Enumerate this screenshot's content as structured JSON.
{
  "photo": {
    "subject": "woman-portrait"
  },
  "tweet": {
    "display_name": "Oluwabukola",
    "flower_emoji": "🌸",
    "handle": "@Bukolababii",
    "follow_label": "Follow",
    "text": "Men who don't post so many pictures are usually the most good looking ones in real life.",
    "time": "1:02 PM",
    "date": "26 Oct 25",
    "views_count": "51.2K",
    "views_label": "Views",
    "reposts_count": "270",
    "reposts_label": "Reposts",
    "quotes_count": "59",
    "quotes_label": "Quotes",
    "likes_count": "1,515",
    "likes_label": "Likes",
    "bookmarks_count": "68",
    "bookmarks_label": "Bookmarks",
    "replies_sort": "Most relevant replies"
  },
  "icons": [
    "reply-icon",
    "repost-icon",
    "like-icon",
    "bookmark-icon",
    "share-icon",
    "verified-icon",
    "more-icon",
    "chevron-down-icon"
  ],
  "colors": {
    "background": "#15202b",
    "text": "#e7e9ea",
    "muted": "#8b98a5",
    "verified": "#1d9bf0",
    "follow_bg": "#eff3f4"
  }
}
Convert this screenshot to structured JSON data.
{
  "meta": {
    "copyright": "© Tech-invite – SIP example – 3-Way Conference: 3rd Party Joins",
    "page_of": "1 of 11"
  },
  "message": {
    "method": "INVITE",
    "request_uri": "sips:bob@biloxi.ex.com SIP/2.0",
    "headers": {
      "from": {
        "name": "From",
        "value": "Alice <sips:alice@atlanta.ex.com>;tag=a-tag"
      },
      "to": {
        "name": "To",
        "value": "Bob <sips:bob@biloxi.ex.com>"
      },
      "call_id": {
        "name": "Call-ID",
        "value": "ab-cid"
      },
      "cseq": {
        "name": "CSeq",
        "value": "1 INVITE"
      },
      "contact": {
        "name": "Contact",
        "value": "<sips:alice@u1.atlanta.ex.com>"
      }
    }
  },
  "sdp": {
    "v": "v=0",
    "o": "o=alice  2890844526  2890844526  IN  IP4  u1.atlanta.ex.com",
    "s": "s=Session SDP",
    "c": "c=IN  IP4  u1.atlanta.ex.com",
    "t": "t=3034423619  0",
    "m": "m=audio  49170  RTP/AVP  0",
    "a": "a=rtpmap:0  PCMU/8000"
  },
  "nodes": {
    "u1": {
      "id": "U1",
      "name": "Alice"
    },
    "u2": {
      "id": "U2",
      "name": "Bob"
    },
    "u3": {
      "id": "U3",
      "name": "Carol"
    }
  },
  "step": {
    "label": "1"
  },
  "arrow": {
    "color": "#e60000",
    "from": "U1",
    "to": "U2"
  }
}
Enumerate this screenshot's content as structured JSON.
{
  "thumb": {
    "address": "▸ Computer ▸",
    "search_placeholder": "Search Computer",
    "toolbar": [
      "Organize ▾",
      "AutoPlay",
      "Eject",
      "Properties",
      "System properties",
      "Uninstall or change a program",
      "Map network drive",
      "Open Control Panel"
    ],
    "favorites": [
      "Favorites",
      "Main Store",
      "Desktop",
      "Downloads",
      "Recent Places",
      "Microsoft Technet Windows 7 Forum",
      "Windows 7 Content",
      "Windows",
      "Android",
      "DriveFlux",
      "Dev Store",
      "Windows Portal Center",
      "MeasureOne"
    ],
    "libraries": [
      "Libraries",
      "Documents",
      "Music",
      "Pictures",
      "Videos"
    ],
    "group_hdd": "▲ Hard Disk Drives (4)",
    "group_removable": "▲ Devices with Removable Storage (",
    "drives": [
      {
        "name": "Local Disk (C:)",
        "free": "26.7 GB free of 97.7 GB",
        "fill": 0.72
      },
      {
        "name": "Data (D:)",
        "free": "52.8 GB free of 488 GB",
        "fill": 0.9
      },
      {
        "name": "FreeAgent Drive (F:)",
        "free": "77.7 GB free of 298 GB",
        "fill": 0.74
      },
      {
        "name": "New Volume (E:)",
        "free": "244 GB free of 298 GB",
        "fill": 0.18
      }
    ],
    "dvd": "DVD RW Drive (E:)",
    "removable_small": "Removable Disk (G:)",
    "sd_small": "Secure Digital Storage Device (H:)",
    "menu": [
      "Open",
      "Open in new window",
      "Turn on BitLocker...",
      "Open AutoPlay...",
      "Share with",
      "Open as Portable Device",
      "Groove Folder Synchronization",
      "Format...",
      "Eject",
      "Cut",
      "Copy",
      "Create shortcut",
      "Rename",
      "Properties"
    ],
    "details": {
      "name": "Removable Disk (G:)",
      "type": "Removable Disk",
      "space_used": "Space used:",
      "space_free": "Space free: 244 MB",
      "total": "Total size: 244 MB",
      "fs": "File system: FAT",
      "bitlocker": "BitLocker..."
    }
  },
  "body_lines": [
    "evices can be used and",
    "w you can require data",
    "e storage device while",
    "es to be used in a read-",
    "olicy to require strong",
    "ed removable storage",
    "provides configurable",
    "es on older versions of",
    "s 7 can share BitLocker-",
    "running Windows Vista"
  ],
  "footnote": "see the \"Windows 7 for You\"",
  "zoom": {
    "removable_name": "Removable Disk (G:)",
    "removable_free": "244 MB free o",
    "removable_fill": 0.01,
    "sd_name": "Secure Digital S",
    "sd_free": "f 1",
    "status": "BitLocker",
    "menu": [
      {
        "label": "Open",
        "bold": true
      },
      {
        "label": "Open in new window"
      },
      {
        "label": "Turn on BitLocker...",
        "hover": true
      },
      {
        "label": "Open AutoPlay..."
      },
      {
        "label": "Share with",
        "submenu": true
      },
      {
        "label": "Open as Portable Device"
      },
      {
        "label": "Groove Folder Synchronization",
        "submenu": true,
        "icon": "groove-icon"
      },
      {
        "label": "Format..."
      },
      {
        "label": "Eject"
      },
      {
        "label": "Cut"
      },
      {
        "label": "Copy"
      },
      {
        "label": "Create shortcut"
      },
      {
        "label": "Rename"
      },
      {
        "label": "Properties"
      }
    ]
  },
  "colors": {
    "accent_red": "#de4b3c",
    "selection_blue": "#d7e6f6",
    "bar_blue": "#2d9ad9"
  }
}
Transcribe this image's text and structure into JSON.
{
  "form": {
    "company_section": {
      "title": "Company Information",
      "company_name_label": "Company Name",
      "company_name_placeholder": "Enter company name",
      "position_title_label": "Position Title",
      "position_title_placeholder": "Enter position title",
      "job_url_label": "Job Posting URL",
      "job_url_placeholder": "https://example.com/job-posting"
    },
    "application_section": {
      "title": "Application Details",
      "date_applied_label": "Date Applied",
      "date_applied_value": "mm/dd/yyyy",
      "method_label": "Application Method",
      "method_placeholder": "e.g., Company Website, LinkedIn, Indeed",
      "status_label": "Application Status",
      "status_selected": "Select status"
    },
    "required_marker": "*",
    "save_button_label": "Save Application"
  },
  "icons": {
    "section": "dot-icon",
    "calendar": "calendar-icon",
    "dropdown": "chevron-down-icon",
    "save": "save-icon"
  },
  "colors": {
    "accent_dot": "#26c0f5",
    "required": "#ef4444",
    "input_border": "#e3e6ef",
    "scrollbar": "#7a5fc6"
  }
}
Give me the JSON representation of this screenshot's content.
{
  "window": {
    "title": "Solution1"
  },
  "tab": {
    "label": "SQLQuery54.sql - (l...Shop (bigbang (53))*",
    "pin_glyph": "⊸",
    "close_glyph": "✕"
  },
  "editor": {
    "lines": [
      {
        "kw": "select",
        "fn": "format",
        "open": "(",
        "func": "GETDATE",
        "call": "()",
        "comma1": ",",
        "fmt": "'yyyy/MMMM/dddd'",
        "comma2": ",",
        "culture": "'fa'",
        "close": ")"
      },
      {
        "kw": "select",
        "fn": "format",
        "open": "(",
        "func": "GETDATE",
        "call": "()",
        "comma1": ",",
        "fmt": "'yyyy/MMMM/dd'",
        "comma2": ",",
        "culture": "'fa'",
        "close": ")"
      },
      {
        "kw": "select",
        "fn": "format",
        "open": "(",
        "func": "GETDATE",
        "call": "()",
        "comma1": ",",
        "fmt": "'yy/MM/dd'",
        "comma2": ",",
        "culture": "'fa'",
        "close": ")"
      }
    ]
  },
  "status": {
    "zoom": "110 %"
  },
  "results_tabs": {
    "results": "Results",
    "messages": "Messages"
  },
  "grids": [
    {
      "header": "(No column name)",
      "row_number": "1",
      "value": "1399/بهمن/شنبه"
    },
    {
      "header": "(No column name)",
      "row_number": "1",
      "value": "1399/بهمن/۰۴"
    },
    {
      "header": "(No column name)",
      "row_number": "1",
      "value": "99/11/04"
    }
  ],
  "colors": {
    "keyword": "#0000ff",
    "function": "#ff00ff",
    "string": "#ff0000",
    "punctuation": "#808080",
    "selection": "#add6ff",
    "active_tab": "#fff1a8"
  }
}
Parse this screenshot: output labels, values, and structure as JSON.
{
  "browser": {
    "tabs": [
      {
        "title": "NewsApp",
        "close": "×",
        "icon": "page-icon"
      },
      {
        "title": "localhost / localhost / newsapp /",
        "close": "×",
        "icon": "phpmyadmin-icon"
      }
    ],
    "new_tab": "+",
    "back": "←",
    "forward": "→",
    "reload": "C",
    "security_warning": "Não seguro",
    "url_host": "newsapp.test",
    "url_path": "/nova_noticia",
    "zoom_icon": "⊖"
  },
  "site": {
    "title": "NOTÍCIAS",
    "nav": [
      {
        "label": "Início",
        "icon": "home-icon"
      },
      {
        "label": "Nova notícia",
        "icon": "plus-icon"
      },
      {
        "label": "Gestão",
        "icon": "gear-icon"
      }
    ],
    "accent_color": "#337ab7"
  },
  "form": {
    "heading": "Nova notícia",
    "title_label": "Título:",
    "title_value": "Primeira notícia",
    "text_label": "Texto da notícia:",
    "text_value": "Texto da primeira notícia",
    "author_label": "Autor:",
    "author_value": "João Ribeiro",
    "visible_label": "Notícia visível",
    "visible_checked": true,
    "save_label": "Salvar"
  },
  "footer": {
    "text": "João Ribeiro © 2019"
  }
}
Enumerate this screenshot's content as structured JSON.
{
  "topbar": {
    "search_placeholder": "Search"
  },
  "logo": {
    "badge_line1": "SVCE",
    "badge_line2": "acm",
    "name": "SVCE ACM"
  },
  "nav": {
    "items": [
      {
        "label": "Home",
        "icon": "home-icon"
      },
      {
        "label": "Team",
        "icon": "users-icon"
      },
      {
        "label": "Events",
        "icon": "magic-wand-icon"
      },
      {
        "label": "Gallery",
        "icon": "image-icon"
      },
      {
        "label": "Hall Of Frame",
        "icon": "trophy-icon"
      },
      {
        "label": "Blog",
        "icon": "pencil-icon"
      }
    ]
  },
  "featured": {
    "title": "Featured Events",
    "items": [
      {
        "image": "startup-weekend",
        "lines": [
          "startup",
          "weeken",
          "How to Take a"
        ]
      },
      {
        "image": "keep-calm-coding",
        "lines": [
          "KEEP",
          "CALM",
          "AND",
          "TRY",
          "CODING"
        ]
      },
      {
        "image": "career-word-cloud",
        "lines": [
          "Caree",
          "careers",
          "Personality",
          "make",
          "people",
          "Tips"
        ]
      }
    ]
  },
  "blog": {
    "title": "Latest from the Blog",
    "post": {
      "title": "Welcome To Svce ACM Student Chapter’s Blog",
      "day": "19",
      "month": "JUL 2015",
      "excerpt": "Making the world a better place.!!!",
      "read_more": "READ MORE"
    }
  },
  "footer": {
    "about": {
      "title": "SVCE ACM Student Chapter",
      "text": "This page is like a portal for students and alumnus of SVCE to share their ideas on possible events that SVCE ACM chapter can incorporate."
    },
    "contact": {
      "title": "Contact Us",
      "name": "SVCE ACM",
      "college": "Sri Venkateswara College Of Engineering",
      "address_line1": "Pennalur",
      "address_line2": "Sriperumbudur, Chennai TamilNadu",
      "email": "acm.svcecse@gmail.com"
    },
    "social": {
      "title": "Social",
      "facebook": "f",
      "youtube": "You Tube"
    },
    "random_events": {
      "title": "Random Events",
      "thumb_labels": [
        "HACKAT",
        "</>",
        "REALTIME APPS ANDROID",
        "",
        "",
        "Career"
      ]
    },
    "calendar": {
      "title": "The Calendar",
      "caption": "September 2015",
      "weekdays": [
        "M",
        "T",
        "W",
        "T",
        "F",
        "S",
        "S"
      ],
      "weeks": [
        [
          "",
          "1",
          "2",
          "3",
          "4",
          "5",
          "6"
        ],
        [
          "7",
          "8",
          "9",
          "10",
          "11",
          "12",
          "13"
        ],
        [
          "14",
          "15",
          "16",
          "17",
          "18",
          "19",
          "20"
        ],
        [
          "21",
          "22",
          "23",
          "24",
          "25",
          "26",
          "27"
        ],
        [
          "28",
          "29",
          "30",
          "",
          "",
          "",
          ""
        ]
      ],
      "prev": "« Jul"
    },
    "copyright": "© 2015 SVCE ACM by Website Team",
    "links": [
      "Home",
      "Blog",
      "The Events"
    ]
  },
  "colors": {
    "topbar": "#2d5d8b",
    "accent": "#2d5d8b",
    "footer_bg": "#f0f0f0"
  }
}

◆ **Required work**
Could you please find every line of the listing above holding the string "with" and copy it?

◆ **Task output**
    "group_removable": "▲ Devices with Removable Storage (",
      "Share with",
        "label": "Share with",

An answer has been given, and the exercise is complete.